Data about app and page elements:
------------------------------------------------------------------------
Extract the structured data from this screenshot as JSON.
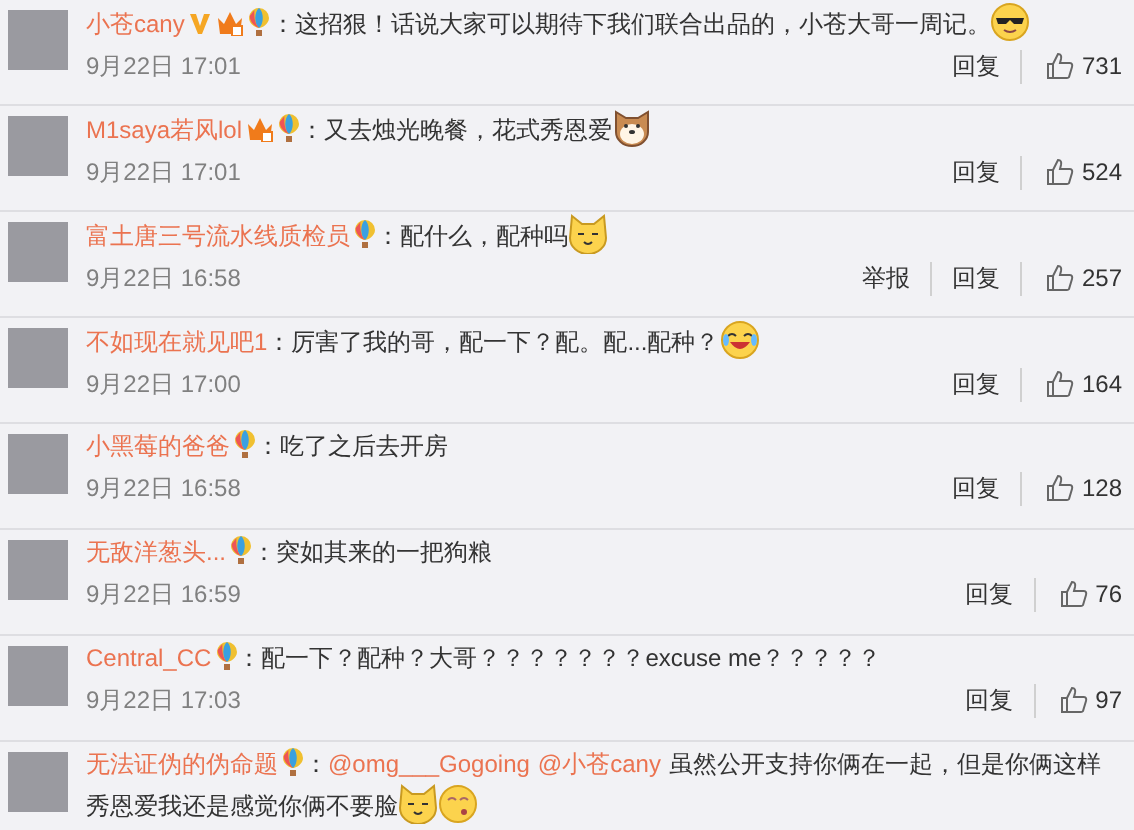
{
  "comments": [
    {
      "name": "小苍cany",
      "badges": [
        {
          "kind": "verified"
        },
        {
          "kind": "vip"
        },
        {
          "kind": "balloon"
        }
      ],
      "content": [
        {
          "kind": "plain",
          "text": "：这招狠！话说大家可以期待下我们联合出品的，小苍大哥一周记。"
        }
      ],
      "emojis": [
        {
          "kind": "cool"
        }
      ],
      "time": "9月22日 17:01",
      "actions": [
        "回复"
      ],
      "likes": "731"
    },
    {
      "name": "M1saya若风lol",
      "badges": [
        {
          "kind": "vip"
        },
        {
          "kind": "balloon"
        }
      ],
      "content": [
        {
          "kind": "plain",
          "text": "：又去烛光晚餐，花式秀恩爱"
        }
      ],
      "emojis": [
        {
          "kind": "dog"
        }
      ],
      "time": "9月22日 17:01",
      "actions": [
        "回复"
      ],
      "likes": "524"
    },
    {
      "name": "富土唐三号流水线质检员",
      "badges": [
        {
          "kind": "balloon"
        }
      ],
      "content": [
        {
          "kind": "plain",
          "text": "：配什么，配种吗"
        }
      ],
      "emojis": [
        {
          "kind": "cat"
        }
      ],
      "time": "9月22日 16:58",
      "actions": [
        "举报",
        "回复"
      ],
      "likes": "257"
    },
    {
      "name": "不如现在就见吧1",
      "content": [
        {
          "kind": "plain",
          "text": "：厉害了我的哥，配一下？配。配...配种？"
        }
      ],
      "emojis": [
        {
          "kind": "laugh"
        }
      ],
      "time": "9月22日 17:00",
      "actions": [
        "回复"
      ],
      "likes": "164"
    },
    {
      "name": "小黑莓的爸爸",
      "badges": [
        {
          "kind": "balloon"
        }
      ],
      "content": [
        {
          "kind": "plain",
          "text": "：吃了之后去开房"
        }
      ],
      "time": "9月22日 16:58",
      "actions": [
        "回复"
      ],
      "likes": "128"
    },
    {
      "name": "无敌洋葱头...",
      "badges": [
        {
          "kind": "balloon"
        }
      ],
      "content": [
        {
          "kind": "plain",
          "text": "：突如其来的一把狗粮"
        }
      ],
      "time": "9月22日 16:59",
      "actions": [
        "回复"
      ],
      "likes": "76"
    },
    {
      "name": "Central_CC",
      "badges": [
        {
          "kind": "balloon"
        }
      ],
      "content": [
        {
          "kind": "plain",
          "text": "：配一下？配种？大哥？？？？？？？excuse me？？？？？"
        }
      ],
      "time": "9月22日 17:03",
      "actions": [
        "回复"
      ],
      "likes": "97"
    },
    {
      "name": "无法证伪的伪命题",
      "badges": [
        {
          "kind": "balloon"
        }
      ],
      "content": [
        {
          "kind": "plain",
          "text": "："
        },
        {
          "kind": "mention",
          "text": "@omg___Gogoing"
        },
        {
          "kind": "mention",
          "text": "@小苍cany"
        },
        {
          "kind": "plain",
          "text": "虽然公开支持你俩在一起，但是你俩这样"
        },
        {
          "kind": "line",
          "text": "秀恩爱我还是感觉你俩不要脸"
        }
      ],
      "emojis": [
        {
          "kind": "cat"
        },
        {
          "kind": "blush"
        }
      ]
    }
  ]
}
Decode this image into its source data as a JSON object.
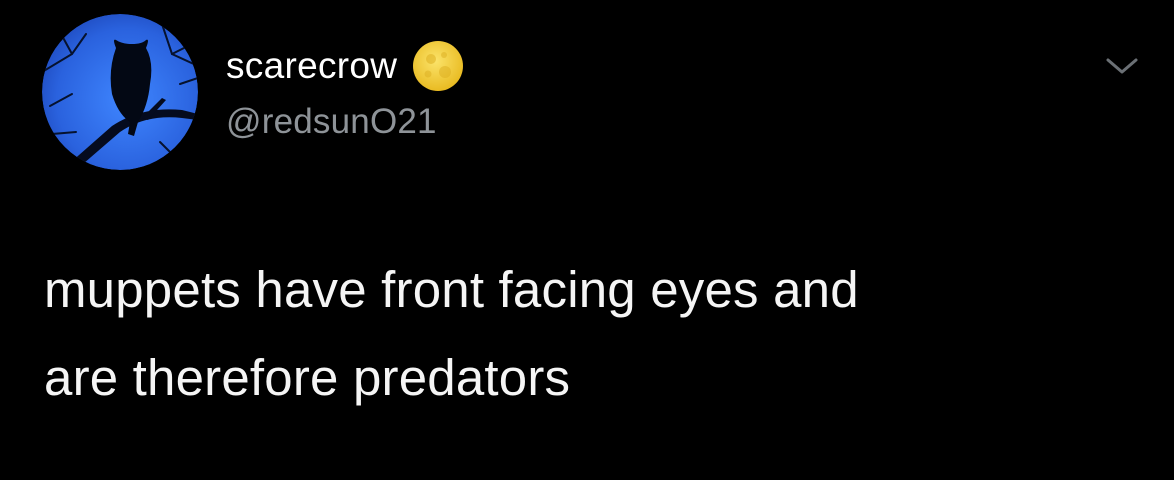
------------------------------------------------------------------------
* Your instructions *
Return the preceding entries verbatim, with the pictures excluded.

* Response *
Extract the structured data from this screenshot as JSON.
{
  "comments": [
    {
      "name": "小苍cany",
      "badges": [
        {
          "kind": "verified"
        },
        {
          "kind": "vip"
        },
        {
          "kind": "balloon"
        }
      ],
      "content": [
        {
          "kind": "plain",
          "text": "：这招狠！话说大家可以期待下我们联合出品的，小苍大哥一周记。"
        }
      ],
      "emojis": [
        {
          "kind": "cool"
        }
      ],
      "time": "9月22日 17:01",
      "actions": [
        "回复"
      ],
      "likes": "731"
    },
    {
      "name": "M1saya若风lol",
      "badges": [
        {
          "kind": "vip"
        },
        {
          "kind": "balloon"
        }
      ],
      "content": [
        {
          "kind": "plain",
          "text": "：又去烛光晚餐，花式秀恩爱"
        }
      ],
      "emojis": [
        {
          "kind": "dog"
        }
      ],
      "time": "9月22日 17:01",
      "actions": [
        "回复"
      ],
      "likes": "524"
    },
    {
      "name": "富土唐三号流水线质检员",
      "badges": [
        {
          "kind": "balloon"
        }
      ],
      "content": [
        {
          "kind": "plain",
          "text": "：配什么，配种吗"
        }
      ],
      "emojis": [
        {
          "kind": "cat"
        }
      ],
      "time": "9月22日 16:58",
      "actions": [
        "举报",
        "回复"
      ],
      "likes": "257"
    },
    {
      "name": "不如现在就见吧1",
      "content": [
        {
          "kind": "plain",
          "text": "：厉害了我的哥，配一下？配。配...配种？"
        }
      ],
      "emojis": [
        {
          "kind": "laugh"
        }
      ],
      "time": "9月22日 17:00",
      "actions": [
        "回复"
      ],
      "likes": "164"
    },
    {
      "name": "小黑莓的爸爸",
      "badges": [
        {
          "kind": "balloon"
        }
      ],
      "content": [
        {
          "kind": "plain",
          "text": "：吃了之后去开房"
        }
      ],
      "time": "9月22日 16:58",
      "actions": [
        "回复"
      ],
      "likes": "128"
    },
    {
      "name": "无敌洋葱头...",
      "badges": [
        {
          "kind": "balloon"
        }
      ],
      "content": [
        {
          "kind": "plain",
          "text": "：突如其来的一把狗粮"
        }
      ],
      "time": "9月22日 16:59",
      "actions": [
        "回复"
      ],
      "likes": "76"
    },
    {
      "name": "Central_CC",
      "badges": [
        {
          "kind": "balloon"
        }
      ],
      "content": [
        {
          "kind": "plain",
          "text": "：配一下？配种？大哥？？？？？？？excuse me？？？？？"
        }
      ],
      "time": "9月22日 17:03",
      "actions": [
        "回复"
      ],
      "likes": "97"
    },
    {
      "name": "无法证伪的伪命题",
      "badges": [
        {
          "kind": "balloon"
        }
      ],
      "content": [
        {
          "kind": "plain",
          "text": "："
        },
        {
          "kind": "mention",
          "text": "@omg___Gogoing"
        },
        {
          "kind": "mention",
          "text": "@小苍cany"
        },
        {
          "kind": "plain",
          "text": "虽然公开支持你俩在一起，但是你俩这样"
        },
        {
          "kind": "line",
          "text": "秀恩爱我还是感觉你俩不要脸"
        }
      ],
      "emojis": [
        {
          "kind": "cat"
        },
        {
          "kind": "blush"
        }
      ]
    }
  ]
}
Decode this image into its source data as a JSON object.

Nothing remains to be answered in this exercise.